So pleased that this was a delightful read. I’d read Tess of the D’Urbervilles many years ago and found it flowery, overlong and downright depressing. So, it was nice to find delight in Hardy’s vivid descriptions. Perhaps it’s also because I now find myself outside the UK in a landscape that is terribly far removed from that of his imaginary Wessex. It may also be that I’ve since honeymooned in Dorset and so have fond memories of that part of the country.
But the story of unrequited love reminded me of so many other books. Bathsheba initially reminded me of Scarlett in Gone With the Wind and then Madame Bovary at times too, even Anna Karenina. Ultimately though, she was able to stand as a character in her own right. Oak is the stalwart faithful counterbalance to her whims. The ending was obvious. What was less so was how it happened. Personally, I think he left it at little late.
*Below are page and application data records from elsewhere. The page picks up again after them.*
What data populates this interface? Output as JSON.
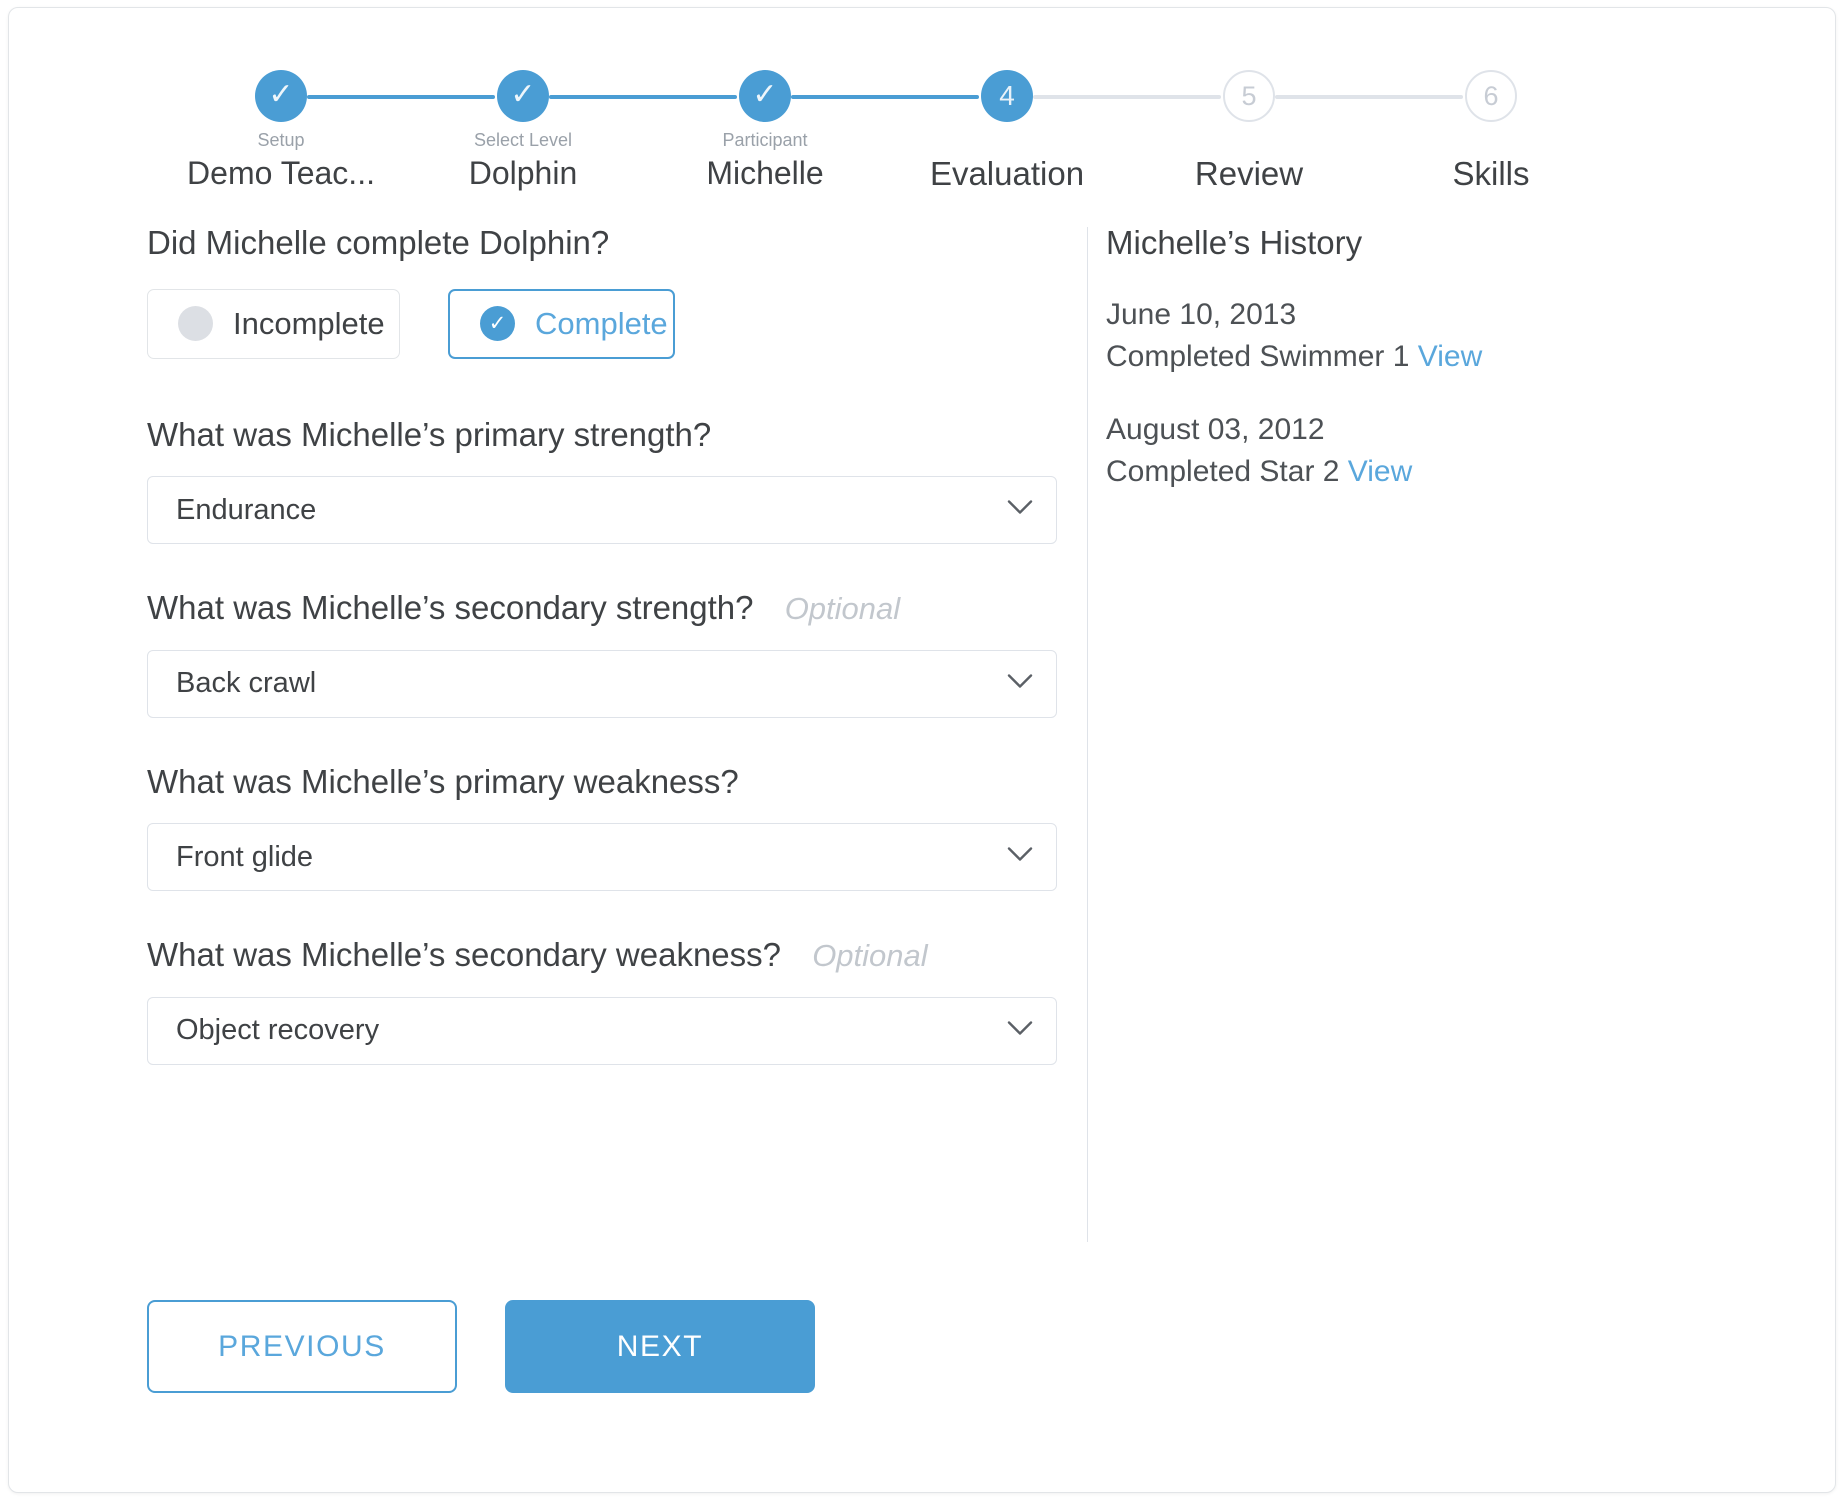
{
  "stepper": {
    "steps": [
      {
        "sublabel": "Setup",
        "title": "Demo Teac...",
        "state": "done",
        "marker": "✓"
      },
      {
        "sublabel": "Select Level",
        "title": "Dolphin",
        "state": "done",
        "marker": "✓"
      },
      {
        "sublabel": "Participant",
        "title": "Michelle",
        "state": "done",
        "marker": "✓"
      },
      {
        "sublabel": "",
        "title": "Evaluation",
        "state": "current",
        "marker": "4"
      },
      {
        "sublabel": "",
        "title": "Review",
        "state": "pending",
        "marker": "5"
      },
      {
        "sublabel": "",
        "title": "Skills",
        "state": "pending",
        "marker": "6"
      }
    ]
  },
  "form": {
    "completion_question": "Did Michelle complete Dolphin?",
    "toggle_incomplete": "Incomplete",
    "toggle_complete": "Complete",
    "check_glyph": "✓",
    "fields": [
      {
        "question": "What was Michelle’s primary strength?",
        "optional": "",
        "value": "Endurance"
      },
      {
        "question": "What was Michelle’s secondary strength?",
        "optional": "Optional",
        "value": "Back crawl"
      },
      {
        "question": "What was Michelle’s primary weakness?",
        "optional": "",
        "value": "Front glide"
      },
      {
        "question": "What was Michelle’s secondary weakness?",
        "optional": "Optional",
        "value": "Object recovery"
      }
    ],
    "previous_label": "PREVIOUS",
    "next_label": "NEXT"
  },
  "history": {
    "title": "Michelle’s History",
    "entries": [
      {
        "date": "June 10, 2013",
        "description": "Completed Swimmer 1",
        "link": "View"
      },
      {
        "date": "August 03, 2012",
        "description": "Completed Star 2",
        "link": "View"
      }
    ]
  },
  "colors": {
    "accent": "#4a9dd4",
    "link": "#5aa7dc",
    "inactive": "#dfe3e9",
    "text": "#3f4245",
    "muted": "#9aa1a9"
  }
}
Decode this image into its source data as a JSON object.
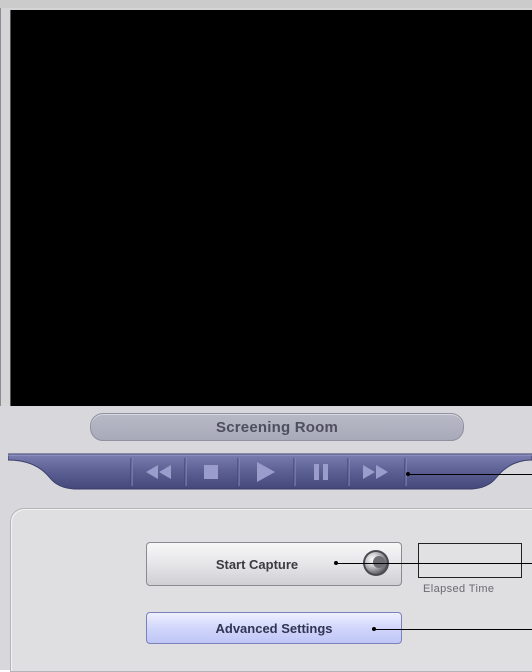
{
  "player": {
    "title": "Screening Room"
  },
  "transport": {
    "buttons": [
      {
        "name": "rewind",
        "icon": "rewind-icon"
      },
      {
        "name": "stop",
        "icon": "stop-icon"
      },
      {
        "name": "play",
        "icon": "play-icon"
      },
      {
        "name": "pause",
        "icon": "pause-icon"
      },
      {
        "name": "fast-forward",
        "icon": "fast-forward-icon"
      }
    ]
  },
  "capture": {
    "start_label": "Start Capture",
    "advanced_label": "Advanced Settings",
    "elapsed_value": "",
    "elapsed_label": "Elapsed Time"
  },
  "colors": {
    "video_background": "#000000",
    "panel": "#dfdfe2",
    "transport_bar": "#5b5f93",
    "advanced_button": "#c7cdf8"
  }
}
Not his best book but certainly worth a read for its descriptive power alone.
When Farmer Oak smiled, the corners of his mouth spread till they were within an unimportant distance of his ears, his eyes were reduced to chinks, and diverging wrinkles appeared round them, extending upon his countenance like the rays in a rudimentary sketch of the rising sun.
For as without law there is no sin, without eyes there is no indecorum.
There is no regular path for getting out of love as there is for getting in. Some people look upon marriage as a short cut that way, but it has been known to fail.
settle: a wooden bench, usually with arms and a high back, long enough to accommodate three or four sitters.
moiety: A small portion or share
bower: a framework that supports climbing plants
demesne: Land retained by a lord for his own use
vermiculation: irregular wavy lines or grooves
peregrination: traveling or wandering around
recusant: someone who refuses to conform to established standards of conduct
adumbrate: vague indication or warning of something to come
piquant: Spicy or sharp in flavor.
supererogatory: more than is needed
attar: essential oil or perfume obtained from flowers
vicissitude: State of being changeable or in flux
tergiversation: falsification by means of vague or ambiguous language
palimpsest: a manuscript which has been re-used by scraping off the original text and writing over the top
But since ’tis as ’tis, why, it might have been worse, and I feel my thanks accordingly.
terrible > poor > mediocre > okay > good > very good > excellent > superb
2007 – Feb